Ayu spawns in the lower part of river mainly in autumn. Right after the eggs hatch, larval fishes go down to the sea. They feed on animal plankton.
The young fishes go up the river in spring. They stay in the middle or upper stream of river while they mainly feed on algae. It is often said that they smell like a cucumber. After that, when they mature, they go down the river in order to spawn.
In Japan, Ayu is eaten as a representative freshwater fish in summer. It tastes light and is mainly grilled with salt. Tempura[天婦羅（てんぷら）] of Ayu is also popular.
In mountainous rural areas, Ayu is a major food. Natural Ayu especially tastes good and that is traded at a high price.
Ayu is a territorial fish and it has a habit of attacking other Ayu which comes into its territory.
Tomo-zuri[友釣り（ともづり）] is a fishing technique using this habit. At first, you put a nose ring attached to a fishing line on a decoy Ayu. After that, you drop the line in the territory of other Ayu. Ayu tries attacking the decoy and gets caught on the hook.
U-kai[鵜飼（うかい）] is a traditional fishing method using U[鵜（う）](cormorant) trained to catch fish, especially Ayu. That is not major fishing method now and is mainly held as a traditional event.
Above all, Ukai held on Nagara River[長良川（ながらがわ）] at Gifu[岐阜（ぎふ）] City, Gifu Prefecture is the most famous. That is held at night from May 11 to October 15 every year.
Ukai at Nagara River

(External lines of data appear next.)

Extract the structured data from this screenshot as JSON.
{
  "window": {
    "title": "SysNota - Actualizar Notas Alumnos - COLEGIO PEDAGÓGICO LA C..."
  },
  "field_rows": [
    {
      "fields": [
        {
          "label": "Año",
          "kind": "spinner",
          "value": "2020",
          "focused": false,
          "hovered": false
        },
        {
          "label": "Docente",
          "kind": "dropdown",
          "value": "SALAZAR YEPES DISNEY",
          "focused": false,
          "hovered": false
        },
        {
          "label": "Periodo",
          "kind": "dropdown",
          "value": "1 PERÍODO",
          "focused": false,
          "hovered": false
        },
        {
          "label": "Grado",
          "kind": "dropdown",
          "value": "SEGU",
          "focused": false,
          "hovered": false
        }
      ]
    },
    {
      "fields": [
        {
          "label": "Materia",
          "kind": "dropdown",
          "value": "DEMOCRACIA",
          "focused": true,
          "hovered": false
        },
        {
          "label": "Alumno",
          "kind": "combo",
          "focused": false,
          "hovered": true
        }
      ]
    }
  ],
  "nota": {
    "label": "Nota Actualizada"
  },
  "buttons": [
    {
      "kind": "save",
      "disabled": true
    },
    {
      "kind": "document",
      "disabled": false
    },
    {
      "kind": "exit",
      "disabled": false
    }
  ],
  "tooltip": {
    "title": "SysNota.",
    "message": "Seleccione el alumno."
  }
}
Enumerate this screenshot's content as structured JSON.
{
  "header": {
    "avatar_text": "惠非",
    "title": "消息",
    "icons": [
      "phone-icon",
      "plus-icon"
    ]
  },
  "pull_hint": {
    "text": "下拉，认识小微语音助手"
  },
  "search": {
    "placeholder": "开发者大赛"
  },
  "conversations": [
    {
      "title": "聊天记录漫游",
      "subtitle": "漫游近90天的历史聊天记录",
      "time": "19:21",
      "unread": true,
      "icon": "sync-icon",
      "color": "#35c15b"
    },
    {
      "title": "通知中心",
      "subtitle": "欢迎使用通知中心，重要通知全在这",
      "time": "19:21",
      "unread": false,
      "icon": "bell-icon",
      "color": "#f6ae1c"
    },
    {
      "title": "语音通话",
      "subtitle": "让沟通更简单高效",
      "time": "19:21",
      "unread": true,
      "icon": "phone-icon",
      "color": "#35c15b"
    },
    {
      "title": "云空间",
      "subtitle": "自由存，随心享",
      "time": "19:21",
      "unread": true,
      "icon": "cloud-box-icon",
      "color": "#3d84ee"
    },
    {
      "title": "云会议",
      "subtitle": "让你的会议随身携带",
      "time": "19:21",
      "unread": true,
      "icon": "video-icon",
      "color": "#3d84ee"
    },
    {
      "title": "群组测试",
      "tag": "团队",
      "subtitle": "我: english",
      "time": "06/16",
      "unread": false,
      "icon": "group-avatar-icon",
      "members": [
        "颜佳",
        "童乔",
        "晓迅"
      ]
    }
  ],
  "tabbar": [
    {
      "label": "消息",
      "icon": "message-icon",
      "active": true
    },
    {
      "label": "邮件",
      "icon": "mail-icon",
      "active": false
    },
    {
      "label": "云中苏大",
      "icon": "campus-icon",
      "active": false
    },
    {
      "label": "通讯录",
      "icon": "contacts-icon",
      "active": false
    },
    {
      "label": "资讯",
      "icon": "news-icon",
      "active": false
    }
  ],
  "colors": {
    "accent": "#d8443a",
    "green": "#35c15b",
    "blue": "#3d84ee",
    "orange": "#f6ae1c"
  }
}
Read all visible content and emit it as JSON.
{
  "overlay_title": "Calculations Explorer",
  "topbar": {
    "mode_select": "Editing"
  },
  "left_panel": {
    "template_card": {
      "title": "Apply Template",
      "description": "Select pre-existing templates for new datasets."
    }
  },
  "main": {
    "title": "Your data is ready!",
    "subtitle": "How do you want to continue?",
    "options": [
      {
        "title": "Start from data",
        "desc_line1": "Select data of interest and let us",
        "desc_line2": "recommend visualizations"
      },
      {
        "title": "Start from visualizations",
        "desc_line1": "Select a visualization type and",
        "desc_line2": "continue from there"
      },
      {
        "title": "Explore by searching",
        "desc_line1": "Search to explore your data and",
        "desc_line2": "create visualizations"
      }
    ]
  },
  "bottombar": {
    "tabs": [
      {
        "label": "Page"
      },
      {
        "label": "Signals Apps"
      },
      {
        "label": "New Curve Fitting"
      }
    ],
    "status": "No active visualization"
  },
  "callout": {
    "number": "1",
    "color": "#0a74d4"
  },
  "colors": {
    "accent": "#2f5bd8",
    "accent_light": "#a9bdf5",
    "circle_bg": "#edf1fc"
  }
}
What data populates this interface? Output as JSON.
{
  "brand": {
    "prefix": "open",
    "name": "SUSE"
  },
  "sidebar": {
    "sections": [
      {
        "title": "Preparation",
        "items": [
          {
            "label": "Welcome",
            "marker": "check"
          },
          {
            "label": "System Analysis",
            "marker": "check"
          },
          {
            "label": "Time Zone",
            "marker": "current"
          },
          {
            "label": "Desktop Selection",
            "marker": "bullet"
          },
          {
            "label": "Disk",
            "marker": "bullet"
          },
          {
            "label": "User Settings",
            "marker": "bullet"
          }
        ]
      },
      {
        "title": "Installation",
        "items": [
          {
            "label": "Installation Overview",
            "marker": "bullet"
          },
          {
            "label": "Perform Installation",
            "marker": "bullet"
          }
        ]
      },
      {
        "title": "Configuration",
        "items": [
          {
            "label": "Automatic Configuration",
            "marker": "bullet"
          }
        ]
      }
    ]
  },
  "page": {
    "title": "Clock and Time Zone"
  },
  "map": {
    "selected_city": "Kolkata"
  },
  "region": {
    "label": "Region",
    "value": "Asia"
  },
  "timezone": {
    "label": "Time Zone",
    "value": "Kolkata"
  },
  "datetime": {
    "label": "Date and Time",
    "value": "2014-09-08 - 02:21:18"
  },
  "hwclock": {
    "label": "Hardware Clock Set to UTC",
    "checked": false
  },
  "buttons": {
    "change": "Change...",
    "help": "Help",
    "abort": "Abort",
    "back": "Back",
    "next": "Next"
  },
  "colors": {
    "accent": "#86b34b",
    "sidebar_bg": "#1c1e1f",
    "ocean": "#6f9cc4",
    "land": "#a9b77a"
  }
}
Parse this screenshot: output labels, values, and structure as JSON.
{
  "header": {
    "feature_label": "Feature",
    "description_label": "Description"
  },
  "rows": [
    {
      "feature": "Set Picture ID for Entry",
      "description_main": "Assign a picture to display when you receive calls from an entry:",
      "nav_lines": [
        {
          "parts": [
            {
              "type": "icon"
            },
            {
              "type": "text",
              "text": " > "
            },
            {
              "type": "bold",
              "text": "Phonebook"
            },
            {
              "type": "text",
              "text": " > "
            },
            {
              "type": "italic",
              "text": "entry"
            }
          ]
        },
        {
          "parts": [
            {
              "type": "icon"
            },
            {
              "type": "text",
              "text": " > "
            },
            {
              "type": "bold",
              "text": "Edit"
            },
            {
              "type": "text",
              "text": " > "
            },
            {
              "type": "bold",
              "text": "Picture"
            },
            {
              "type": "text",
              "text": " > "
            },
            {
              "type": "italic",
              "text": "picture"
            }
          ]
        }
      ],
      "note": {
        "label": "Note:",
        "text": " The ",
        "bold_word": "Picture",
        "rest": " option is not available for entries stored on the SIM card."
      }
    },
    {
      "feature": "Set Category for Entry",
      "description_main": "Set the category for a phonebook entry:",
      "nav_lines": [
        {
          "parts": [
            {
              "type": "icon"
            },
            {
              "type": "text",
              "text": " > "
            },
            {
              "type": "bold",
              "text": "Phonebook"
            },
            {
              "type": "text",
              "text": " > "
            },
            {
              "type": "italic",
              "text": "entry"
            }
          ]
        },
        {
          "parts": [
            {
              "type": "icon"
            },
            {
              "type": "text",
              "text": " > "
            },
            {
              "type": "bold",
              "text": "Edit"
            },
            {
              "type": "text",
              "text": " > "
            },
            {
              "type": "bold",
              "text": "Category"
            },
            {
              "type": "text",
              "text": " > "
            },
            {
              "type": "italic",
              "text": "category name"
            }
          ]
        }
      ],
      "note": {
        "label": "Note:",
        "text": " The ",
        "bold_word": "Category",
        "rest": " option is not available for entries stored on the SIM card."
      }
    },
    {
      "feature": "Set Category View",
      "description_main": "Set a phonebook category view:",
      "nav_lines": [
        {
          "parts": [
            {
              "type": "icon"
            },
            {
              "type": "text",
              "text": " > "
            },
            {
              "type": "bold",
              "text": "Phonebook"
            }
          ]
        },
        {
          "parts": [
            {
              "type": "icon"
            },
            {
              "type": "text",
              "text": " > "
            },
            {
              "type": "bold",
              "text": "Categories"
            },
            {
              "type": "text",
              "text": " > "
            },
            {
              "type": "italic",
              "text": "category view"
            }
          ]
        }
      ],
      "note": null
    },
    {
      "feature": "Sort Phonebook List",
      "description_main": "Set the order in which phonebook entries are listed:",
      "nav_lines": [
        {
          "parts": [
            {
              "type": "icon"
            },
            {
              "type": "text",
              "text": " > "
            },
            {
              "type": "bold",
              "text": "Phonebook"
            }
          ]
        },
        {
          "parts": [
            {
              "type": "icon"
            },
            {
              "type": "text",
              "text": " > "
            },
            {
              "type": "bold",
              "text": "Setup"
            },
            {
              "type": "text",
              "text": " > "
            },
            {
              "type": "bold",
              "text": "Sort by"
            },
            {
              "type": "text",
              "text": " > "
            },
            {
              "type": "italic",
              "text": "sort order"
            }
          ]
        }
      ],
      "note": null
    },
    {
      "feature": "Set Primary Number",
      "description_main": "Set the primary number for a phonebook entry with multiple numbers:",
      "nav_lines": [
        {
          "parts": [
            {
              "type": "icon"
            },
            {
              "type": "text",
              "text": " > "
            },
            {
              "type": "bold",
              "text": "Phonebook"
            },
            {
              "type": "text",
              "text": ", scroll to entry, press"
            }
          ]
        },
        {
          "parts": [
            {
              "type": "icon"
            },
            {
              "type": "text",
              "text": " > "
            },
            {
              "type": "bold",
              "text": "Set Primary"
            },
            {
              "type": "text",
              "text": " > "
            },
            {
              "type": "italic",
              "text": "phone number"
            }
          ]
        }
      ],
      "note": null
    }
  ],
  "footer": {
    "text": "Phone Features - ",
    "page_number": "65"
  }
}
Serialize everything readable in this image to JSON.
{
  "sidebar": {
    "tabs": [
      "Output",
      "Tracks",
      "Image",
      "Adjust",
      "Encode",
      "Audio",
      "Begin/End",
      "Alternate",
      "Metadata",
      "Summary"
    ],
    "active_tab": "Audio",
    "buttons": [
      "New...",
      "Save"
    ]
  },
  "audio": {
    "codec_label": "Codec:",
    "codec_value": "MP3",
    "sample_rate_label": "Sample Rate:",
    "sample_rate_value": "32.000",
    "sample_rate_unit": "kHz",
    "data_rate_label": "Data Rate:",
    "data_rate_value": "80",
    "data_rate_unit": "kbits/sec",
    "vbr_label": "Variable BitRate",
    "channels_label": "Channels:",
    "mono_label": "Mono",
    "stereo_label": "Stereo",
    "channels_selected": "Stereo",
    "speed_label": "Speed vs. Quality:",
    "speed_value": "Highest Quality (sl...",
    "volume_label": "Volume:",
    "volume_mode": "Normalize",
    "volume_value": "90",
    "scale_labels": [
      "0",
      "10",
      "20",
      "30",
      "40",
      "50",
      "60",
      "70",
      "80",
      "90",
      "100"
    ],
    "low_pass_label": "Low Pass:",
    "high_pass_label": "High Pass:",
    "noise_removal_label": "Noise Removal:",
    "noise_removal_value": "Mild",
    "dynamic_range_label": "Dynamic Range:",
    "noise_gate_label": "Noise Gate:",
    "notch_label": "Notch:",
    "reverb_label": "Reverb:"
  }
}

Waka-ayu[若鮎（わかあゆ）](That means young Ayu) is one of Japanese confections(Wagashi[和菓子（わがし）]). That is an Ayu-shaped pancake filled with a kind of rice cake, Gyūhi[求肥（ぎゅうひ）].